JAKARTA (Reuters) - Indonesia’s arrest of 11 suspected Islamic militants it said planned to attack the U.S. embassy and a plaza near Australia’s embassy is evidence that legal extremist groups are turning to violence, analysts said on Sunday.
The arrests could also step up pressure on the government of President Susilo Bambang Yudhoyono, criticized for doing too little to curb religious intolerance in the country which has the world’s largest Muslim population.
Anti-terrorist squad Detachment 88 squad seized bomb-making equipment and one bomb ready to be used by militant group Harakah Sunni for the Indonesian Society (HASMI), National Police spokesman Suhardi Alius said.
The arrests by the elite squad on the island of Java were the latest in a crackdown against militants during which dozens have been arrested and at least seven killed.

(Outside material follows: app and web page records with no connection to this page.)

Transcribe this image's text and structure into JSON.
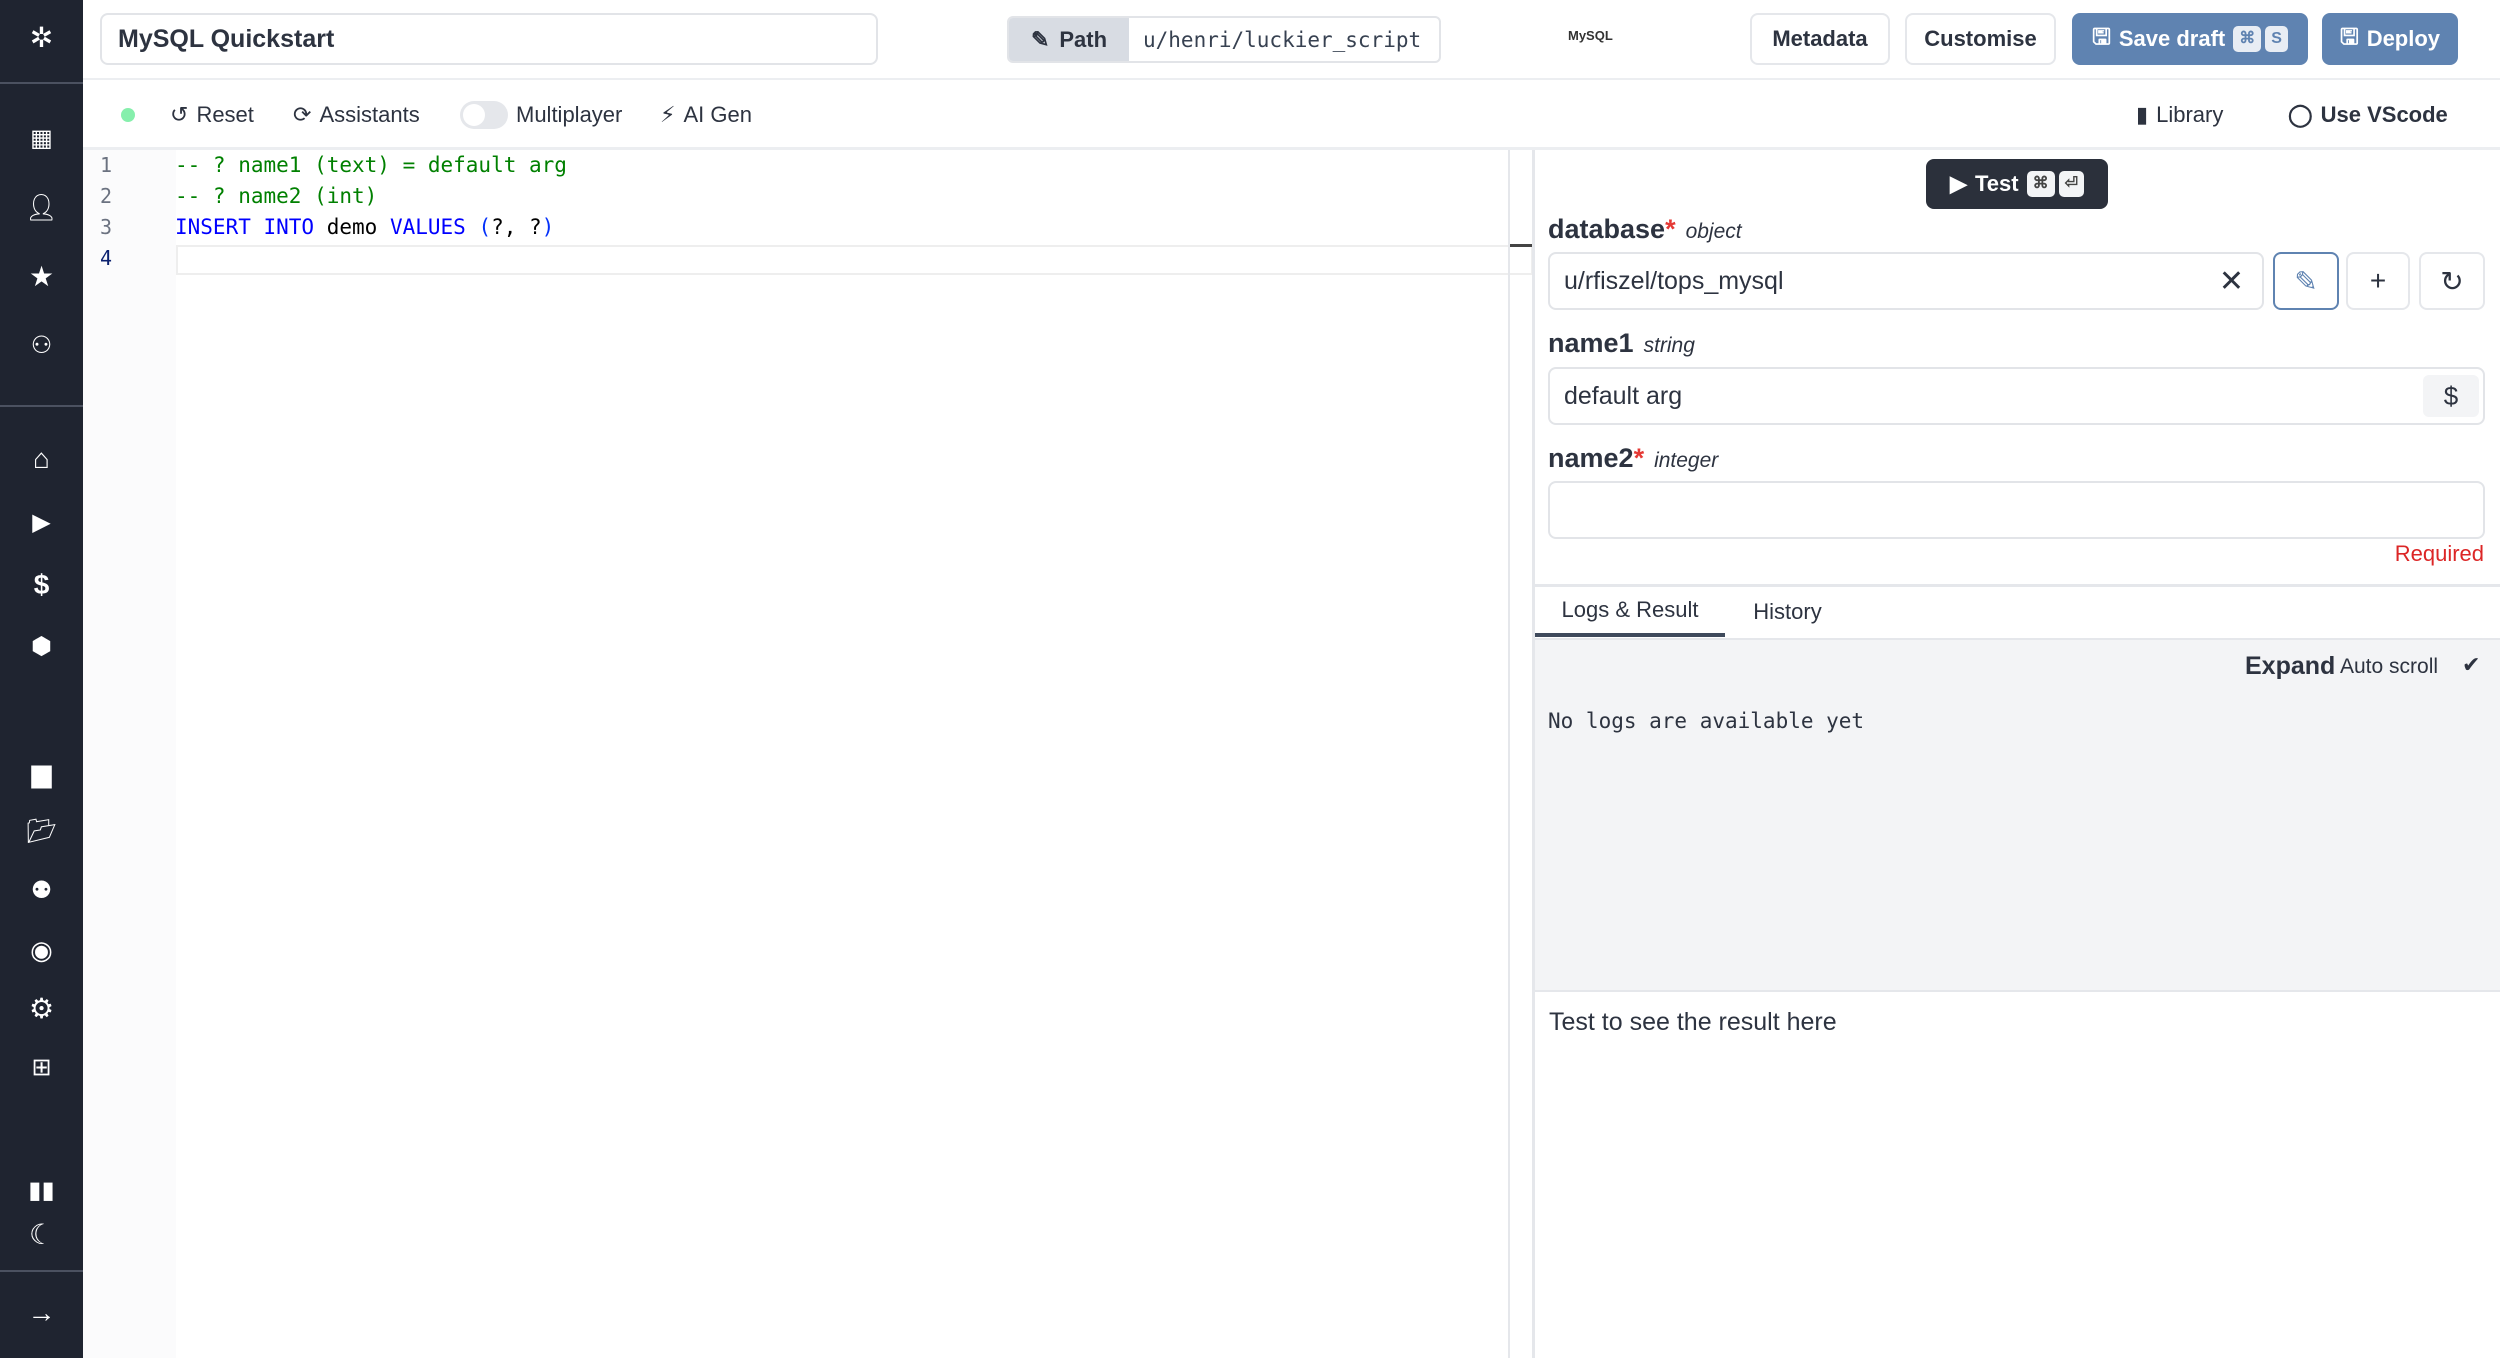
{
  "header": {
    "title": "MySQL Quickstart",
    "path_label": "Path",
    "path_value": "u/henri/luckier_script",
    "logo": "MySQL",
    "metadata": "Metadata",
    "customise": "Customise",
    "save_draft": "Save draft",
    "save_kbd1": "⌘",
    "save_kbd2": "S",
    "deploy": "Deploy"
  },
  "toolbar": {
    "reset": "Reset",
    "assistants": "Assistants",
    "multiplayer": "Multiplayer",
    "multiplayer_on": false,
    "ai_gen": "AI Gen",
    "library": "Library",
    "vscode": "Use VScode",
    "status_color": "#86efac"
  },
  "editor": {
    "line_numbers": [
      "1",
      "2",
      "3",
      "4"
    ],
    "lines": [
      [
        {
          "t": "-- ? name1 (text) = default arg",
          "c": "#008000"
        }
      ],
      [
        {
          "t": "-- ? name2 (int)",
          "c": "#008000"
        }
      ],
      [
        {
          "t": "INSERT INTO",
          "c": "#0000ff"
        },
        {
          "t": " demo ",
          "c": "#000000"
        },
        {
          "t": "VALUES",
          "c": "#0000ff"
        },
        {
          "t": " (",
          "c": "#0431fa"
        },
        {
          "t": "?, ?",
          "c": "#000000"
        },
        {
          "t": ")",
          "c": "#0431fa"
        }
      ],
      []
    ]
  },
  "test": {
    "label": "Test",
    "kbd1": "⌘",
    "kbd2": "⏎"
  },
  "form": {
    "database": {
      "name": "database",
      "type": "object",
      "value": "u/rfiszel/tops_mysql"
    },
    "name1": {
      "name": "name1",
      "type": "string",
      "value": "default arg"
    },
    "name2": {
      "name": "name2",
      "type": "integer",
      "value": "",
      "error": "Required"
    }
  },
  "results": {
    "tabs": [
      "Logs & Result",
      "History"
    ],
    "active_tab": 0,
    "expand": "Expand",
    "auto_scroll": "Auto scroll",
    "auto_scroll_checked": true,
    "no_logs": "No logs are available yet",
    "placeholder": "Test to see the result here"
  }
}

They come 10 years this month after a bomb attack on Bali killed 202 people, most of them foreign tourists.
“The first piece of evidence was found at a housing complex in Madiun (Java), a bomb ready to detonate, as well as raw materials for bomb making and instruction books on how to make bombs,” Alius said.

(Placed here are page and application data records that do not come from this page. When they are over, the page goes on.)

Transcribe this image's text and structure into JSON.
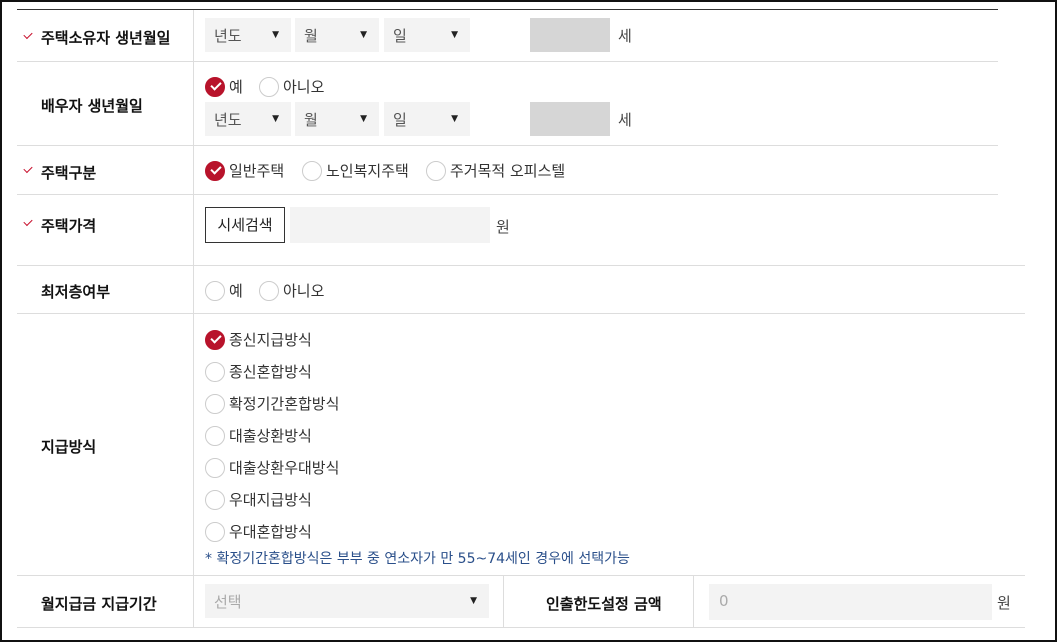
{
  "owner_birth": {
    "label": "주택소유자 생년월일",
    "year": "년도",
    "month": "월",
    "day": "일",
    "age_unit": "세"
  },
  "spouse_birth": {
    "label": "배우자 생년월일",
    "options": [
      "예",
      "아니오"
    ],
    "selected": "예",
    "year": "년도",
    "month": "월",
    "day": "일",
    "age_unit": "세"
  },
  "house_type": {
    "label": "주택구분",
    "options": [
      "일반주택",
      "노인복지주택",
      "주거목적 오피스텔"
    ],
    "selected": "일반주택"
  },
  "house_price": {
    "label": "주택가격",
    "search_button": "시세검색",
    "value": "",
    "unit": "원"
  },
  "lowest_floor": {
    "label": "최저층여부",
    "options": [
      "예",
      "아니오"
    ],
    "selected": ""
  },
  "payment_method": {
    "label": "지급방식",
    "options": [
      "종신지급방식",
      "종신혼합방식",
      "확정기간혼합방식",
      "대출상환방식",
      "대출상환우대방식",
      "우대지급방식",
      "우대혼합방식"
    ],
    "selected": "종신지급방식",
    "note": "* 확정기간혼합방식은 부부 중 연소자가 만 55~74세인 경우에 선택가능"
  },
  "monthly_period": {
    "label": "월지급금 지급기간",
    "placeholder": "선택"
  },
  "withdrawal_limit": {
    "label": "인출한도설정 금액",
    "value": "0",
    "unit": "원"
  },
  "colors": {
    "accent": "#b8132b",
    "note": "#2a4f8a",
    "field_bg": "#f3f3f3",
    "age_bg": "#d6d6d6"
  }
}
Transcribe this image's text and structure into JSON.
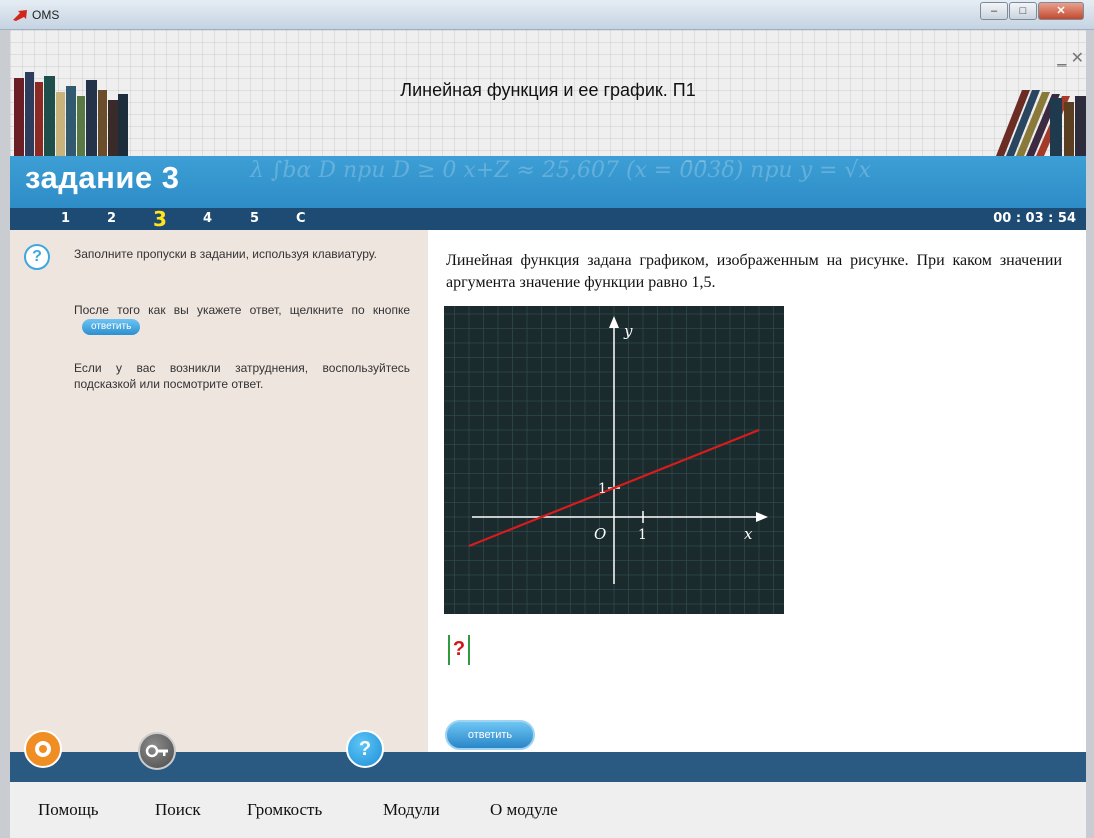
{
  "window": {
    "title": "OMS",
    "controls": {
      "minimize": "–",
      "maximize": "□",
      "close": "✕"
    }
  },
  "header": {
    "title": "Линейная функция и ее график. П1",
    "task_title": "задание 3",
    "formula_text": "λ   ∫b𝛼   D при D ≥ 0   x+Z ≈ 25,607   (x = 0̄0̄3δ)   при   y = √x"
  },
  "nav": {
    "tasks": [
      "1",
      "2",
      "3",
      "4",
      "5",
      "C"
    ],
    "active_task": "3",
    "timer": "00 : 03 : 54"
  },
  "instructions": {
    "p1": "Заполните пропуски в задании, используя клавиатуру.",
    "p2": "После того как вы укажете ответ, щелкните по кнопке",
    "p2_button": "ответить",
    "p3": "Если у вас возникли затруднения, воспользуйтесь подсказкой или посмотрите ответ."
  },
  "question": {
    "text": "Линейная функция задана графиком, изображенным на рисунке. При каком значении аргумента значение функции равно 1,5.",
    "answer_placeholder": "?",
    "submit_label": "ответить"
  },
  "graph": {
    "axis_x_label": "x",
    "axis_y_label": "y",
    "origin_label": "O",
    "tick_x_label": "1",
    "tick_y_label": "1",
    "line_start": [
      -5,
      -1
    ],
    "line_end": [
      5,
      3
    ],
    "line_color": "#d61c1c",
    "axis_color": "#ffffff",
    "grid_color": "#2f4a4c"
  },
  "bottom_buttons": {
    "lifebuoy": "lifebuoy-icon",
    "key": "key-icon",
    "help": "?"
  },
  "menu": {
    "items": [
      "Помощь",
      "Поиск",
      "Громкость",
      "Модули",
      "О модуле"
    ]
  }
}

He listed targets as the U.S. consulate in Surabaya, East Java, its embassy in Jakarta, Plaza 89 in Jakarta, which is in front of the Australian embassy, and the offices of prominent mining company Freeport-McMoRan Copper & Gold.
HASMI also planned to attack the Mobile Police Brigade in the central Java city of Srondol, he said, adding that the spiritual leader of the group had been arrested.
The State Department in Washington declined to comment. A spokeswoman for the U.S. Defense Department said she was unaware of any request by the State Department to increase security at its embassy in Jakarta.
Australia’s Department of Foreign Affairs and Trade declined to comment on security at its Jakarta embassy and a spokesperson said it had no information to suggest Australian citizens or interests were the group’s intended target.
“ABOVE GROUND” EXTREMIST GROUP
HASMI first surfaced in 2009 as a small “above ground extremist” organization based in West Java and with links to the Islamic Defenders Front (FPI), said Todd Elliott, a terrorism analyst at Concord Consulting in Jakarta.
HASMI participated in protests against churches in West Java in 2010 as well as protests against Israel and their overall goal was the establishment of Sharia law in Indonesia, he said.
Until now, HASMI has not been linked to illegal activity. It existed, like the FPI, as a militant pressure group separate from Indonesia’s banned militant organizations, Elliott said.
“They (HASMI) definitely pose a very real threat. We are seeing the next step in a bigger trend of above ground extremist groups crossing over into violence,” he told Reuters.
Members of the FPI had also been implicated in previous attacks, including a suicide attack on a mosque used by police in Cirebon, West Java, in 2011, he said.
The suspected militants could be former members of HASMI, a Salafi group, said Jim Della-Giacomo, Southeast Asia project director at the International Crisis Group think tank.
Salafi Muslims are generally against violence but there are cases in which they turned to violence, Della-Giacomo said.
“The apparent choice of the U.S. embassy as a target shows that the so-called ‘far enemy’ is still a desirable target among Indonesian jihadis ... and not just Indonesian police or the so-called ‘near enemy’ who have been preferred in recent times,” he said.
The group’s name links them to a militant group operating in Kashmir and it is possible that some of its members may have trained with the Kashmiri group, said Damien Kingsbury, a professor at Deakin University in Australia.
HASMI’s members would also likely have at least informal links with other militants in Indonesia and the group’s existence is further evidence of the continuing threat, said Kingsbury, an expert on Indonesia.
The 2002 Bali bombings, which in turn came just over a year after the September 11 attacks on the United States, were a watershed for Indonesia. They forced the secular state to confront the presence of a small but dedicated group of followers of Osama bin Laden bent on attacking Western targets.
Indonesian forces has since worked with Australia and other countries to crack down on the al Qaeda-linked Southeast Asian militant group Jemiah Islamiah that was behind the bombs.
The hunt led to the arrest of hundreds of militants. Many were killed in shootouts and the three main perpetrators of the bombings were convicted and executed by firing squad in 2008.
Indonesia has been largely successful in containing militant attacks and there have been no large-scale attacks on Western targets since 2009 when suicide bombers blew themselves up in two Jakarta hotels, killing nine people and wounding 53.
Additional reporting by Jakarta bureau, Andrea Shalal-Esa in Washington and Morag MacKinnon in Perth; Editing by Jonathan Thatcher